▶ WHAT IS EXPECTED: Listed below are entries; give the number of lines among them that include "narożnik", and only that number.

▶ RECORDED DATA:
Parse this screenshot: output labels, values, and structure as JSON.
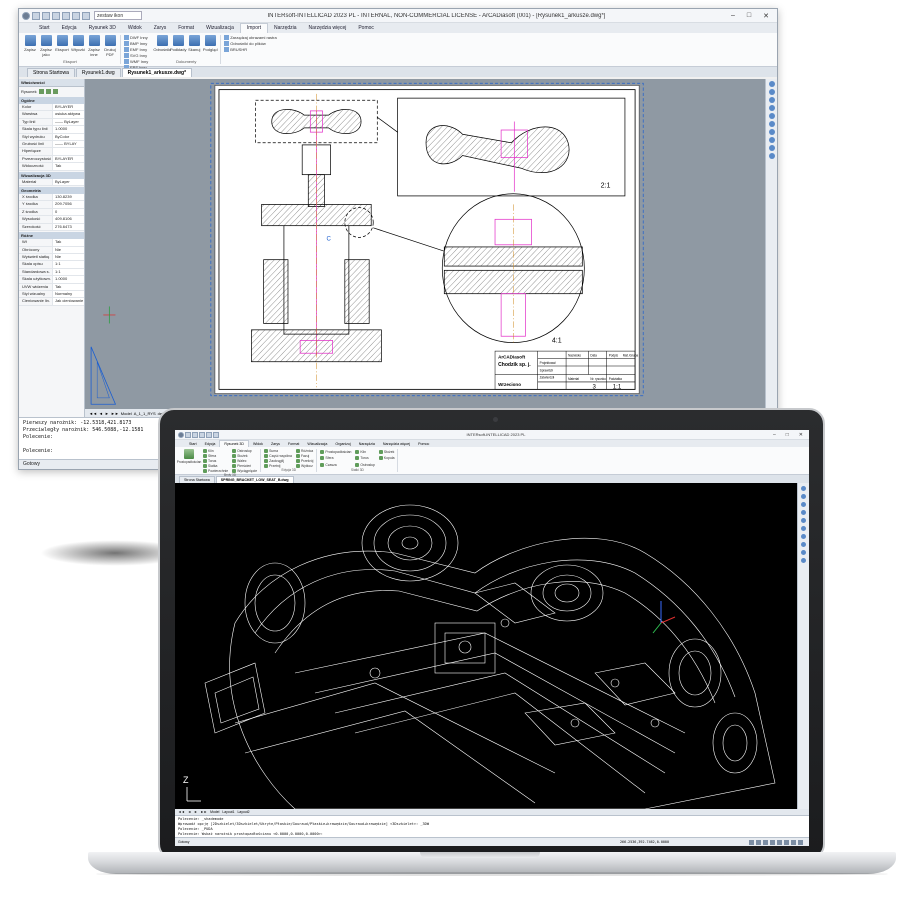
{
  "desktop": {
    "title": "INTERsoft-INTELLICAD 2023 PL - INTERNAL, NON-COMMERCIAL LICENSE - ArCADiasoft (001) - [Rysunek1_arkusze.dwg*]",
    "quick_select": "zestaw ikon",
    "window_controls": {
      "minimize": "–",
      "maximize": "□",
      "close": "✕"
    },
    "menu_tabs": [
      "Start",
      "Edycja",
      "Rysunek 3D",
      "Widok",
      "Zarys",
      "Format",
      "Wizualizacja",
      "Import",
      "Narzędzia",
      "Narzędzia więcej",
      "Pomoc"
    ],
    "active_tab": "Import",
    "ribbon": {
      "group1": {
        "label": "Eksport",
        "buttons": [
          "Zapisz",
          "Zapisz jako",
          "Eksport",
          "Wtyczki",
          "Zapisz inne",
          "Drukuj PDF"
        ],
        "small": [
          "DWF Inny",
          "BMP Inny",
          "EMF Inny",
          "SVG Inny",
          "WMF Inny",
          "EPS Inny"
        ]
      },
      "group2": {
        "label": "Dokumenty",
        "buttons": [
          "Odnośniki",
          "Podkłady",
          "Skanuj",
          "Podgląd"
        ],
        "small": [
          "Zarządzaj obrazami rastra",
          "Odnośniki do plików",
          "BRUSHR"
        ]
      }
    },
    "doc_tabs": [
      "Strona Startowa",
      "Rysunek1.dwg",
      "Rysunek1_arkusze.dwg*"
    ],
    "active_doc": "Rysunek1_arkusze.dwg*",
    "props": {
      "header": "Właściwości",
      "selection": "Rysunek",
      "sections": [
        {
          "title": "Ogólne",
          "rows": [
            [
              "Kolor",
              "BYLAYER"
            ],
            [
              "Warstwa",
              "osiuka aktywa"
            ],
            [
              "Typ linii",
              "—— ByLayer"
            ],
            [
              "Skala typu linii",
              "1.0000"
            ],
            [
              "Styl wydruku",
              "ByColor"
            ],
            [
              "Grubość linii",
              "—— BYLAY"
            ],
            [
              "Hiperłącze",
              ""
            ],
            [
              "Przezroczystość",
              "BYLAYER"
            ],
            [
              "Widoczność",
              "Tak"
            ]
          ]
        },
        {
          "title": "Wizualizacja 3D",
          "rows": [
            [
              "Materiał",
              "ByLayer"
            ]
          ]
        },
        {
          "title": "Geometria",
          "rows": [
            [
              "X środka",
              "130.8239"
            ],
            [
              "Y środka",
              "209.7056"
            ],
            [
              "Z środka",
              "0"
            ],
            [
              "Wysokość",
              "409.8106"
            ],
            [
              "Szerokość",
              "276.6473"
            ]
          ]
        },
        {
          "title": "Różne",
          "rows": [
            [
              "Wł",
              "Tak"
            ],
            [
              "Obrócony",
              "Nie"
            ],
            [
              "Wyświetl siatkę",
              "Nie"
            ],
            [
              "Skala opisu",
              "1:1"
            ],
            [
              "Standardowa s.",
              "1:1"
            ],
            [
              "Skala użytkown.",
              "1.0000"
            ],
            [
              "UVW widzenia",
              "Tak"
            ],
            [
              "Styl wizualny",
              "Normalny"
            ],
            [
              "Cieniowanie lin.",
              "Jak cieniowanie"
            ]
          ]
        }
      ]
    },
    "layout_tabs": [
      "Model",
      "A_1_1_RYS",
      "detal",
      "A_4"
    ],
    "cmd_lines": [
      "Pierwszy narożnik: -12.5318,421.8173",
      "Przeciwległy narożnik: 546.5088,-12.1581",
      "Polecenie:",
      "",
      "Polecenie:"
    ],
    "status_text": "Gotowy",
    "drawing": {
      "title_block": {
        "company": "ArCADiasoft",
        "company_sub": "Chodzik sp. j.",
        "headers": [
          "Nazwisko",
          "Data",
          "Podpis",
          "Mat./Grupa"
        ],
        "rows": [
          "Projektował",
          "Sprawdził",
          "Zatwierdził"
        ],
        "bottom": [
          "Materiał",
          "Nr. rysunku",
          "Podziałka"
        ],
        "drawing_no": "3",
        "scale": "1:1",
        "name": "Wrzeciono"
      },
      "detail1_scale": "2:1",
      "detail2_scale": "4:1",
      "label_c": "C"
    }
  },
  "laptop": {
    "title": "INTERsoft-INTELLICAD 2023 PL",
    "menu_tabs": [
      "Start",
      "Edycja",
      "Rysunek 3D",
      "Widok",
      "Zarys",
      "Format",
      "Wizualizacja",
      "Organizuj",
      "Narzędzia",
      "Narzędzia więcej",
      "Pomoc"
    ],
    "active_tab": "Rysunek 3D",
    "ribbon": {
      "group1": {
        "label": "Bryły 3D",
        "big": "Prostopadłościan",
        "items": [
          "Klin",
          "Ostrosłup",
          "Sfera",
          "Stożek",
          "Torus",
          "Walec",
          "Siatka",
          "Pierścień",
          "Powierzchnie",
          "Wyciągnięcie"
        ]
      },
      "group2": {
        "label": "Edycja 3D",
        "items": [
          "Suma",
          "Różnica",
          "Część wspólna",
          "Fazuj",
          "Zaokrąglij",
          "Przekrój",
          "Przetnij",
          "Wytłocz"
        ]
      },
      "group3": {
        "label": "Siatki 3D",
        "items": [
          "Prostopadłościan",
          "Klin",
          "Stożek",
          "Sfera",
          "Torus",
          "Kopuła",
          "Czasza",
          "Ostrosłup"
        ]
      }
    },
    "doc_tabs": [
      "Strona Startowa",
      "SPRING_BRACKET_LOW_SEAT_B.dwg"
    ],
    "active_doc": "SPRING_BRACKET_LOW_SEAT_B.dwg",
    "layout_tabs": [
      "Model",
      "Layout1",
      "Layout2"
    ],
    "axis_z": "Z",
    "cmd_lines": [
      "Polecenie: _shademode",
      "Wprowadź opcję [2Dszkielet/3Dszkielet/Ukryte/Płaskie/Gouraud/Płaskie+krawędzie/Gouraud+krawędzie] <3Dszkielet>: _3DW",
      "Polecenie: _PUDA",
      "Polecenie: Wskaż narożnik prostopadłościanu <0.0000,0.0000,0.0000>:"
    ],
    "status_text": "Gotowy",
    "coords": "266.2536,392.7462,0.0000"
  }
}
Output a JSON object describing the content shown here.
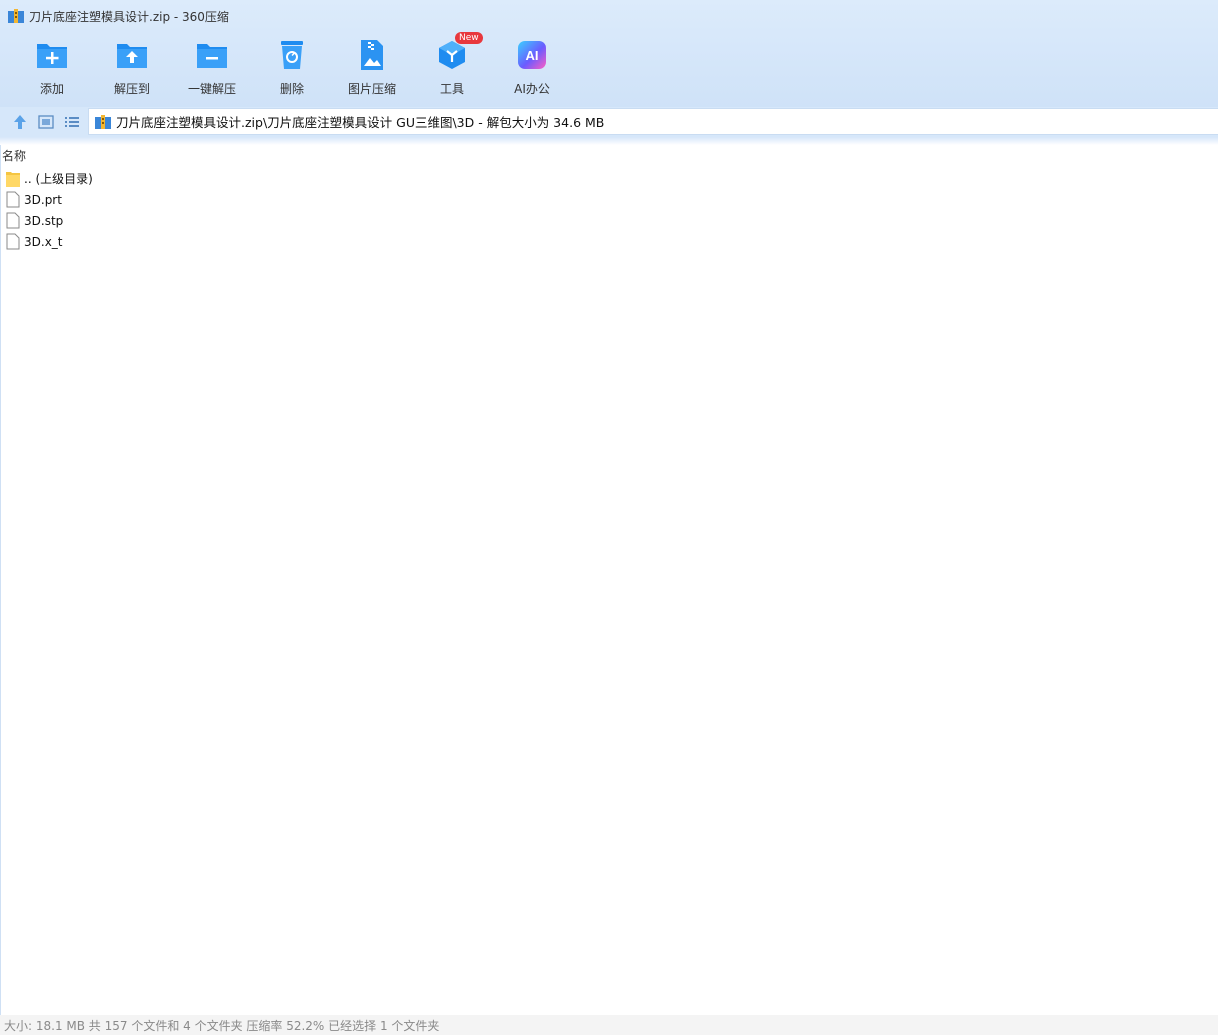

▶ FINAL ANSWER: 3